Mathias Rohe: "There is a statement that good and bad can be found in alcohol - and then at some point it is forbidden. Although this has not always been adhered to. Some say, for example - a whole school says that beer is allowed below the threshold of getting drunk, that is, that only wine is forbidden. And you have to realize that it applies to Muslims as well as to other people: They adhere to such regulations with varying degrees of consistency, for example when you are in Turkey "Then you will not infrequently get a glass of raki to drink, and many Turks like to drink it."

Many compromise

The young Muslim Enes Curuk also knows many Muslims ...

"They are very religiously descriptive people who do not renounce alcohol consumption and who deliberately do not renounce."

Alcohol was gradually banned in Islam. The meaning of this Koranic ban on alcohol is still valid today, says Enes Curuk.

"Unfortunately, I have to go to court with alcohol very harshly, since alcohol consumption plays an important role in all crime statistics. I believe that alcohol represents and can pose a risk to health, life, social and general life of people thus understand a ban on alcohol. Personally, as a theologian, I could not see any leeway where I could say that alcohol is permitted and understandable. "

Dealing with Islamic dietary regulations appears to be a very individual matter, and opinions sometimes differ widely.
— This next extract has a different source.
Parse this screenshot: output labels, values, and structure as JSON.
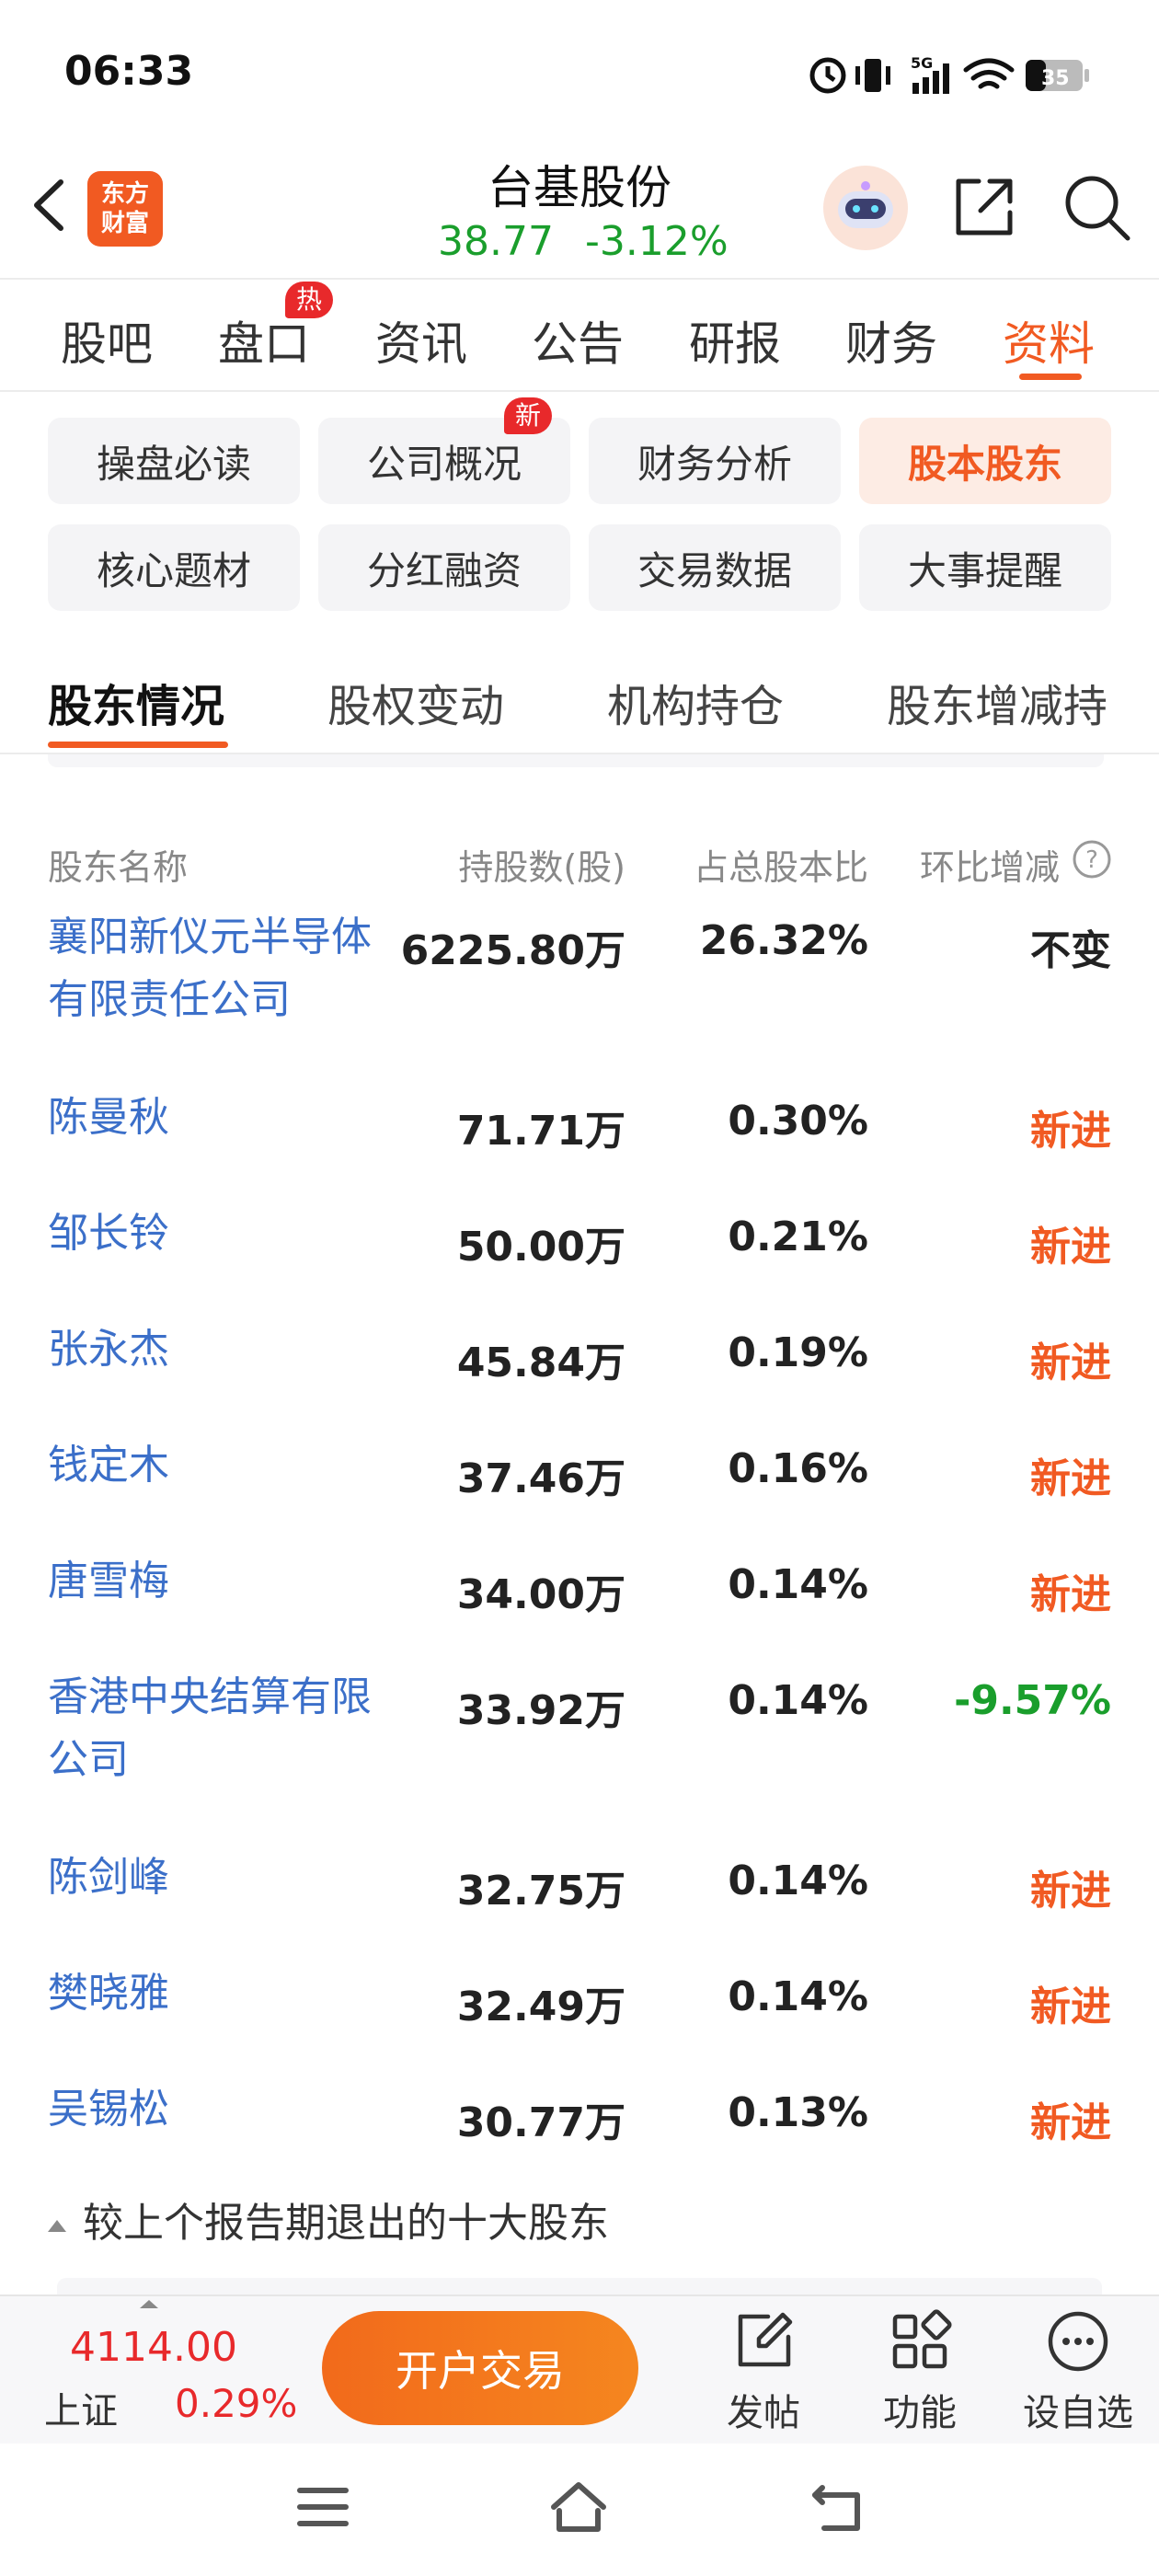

The Muslims in Germany have made their own personal compromises with their religion on many points. One in this way, another in the other way.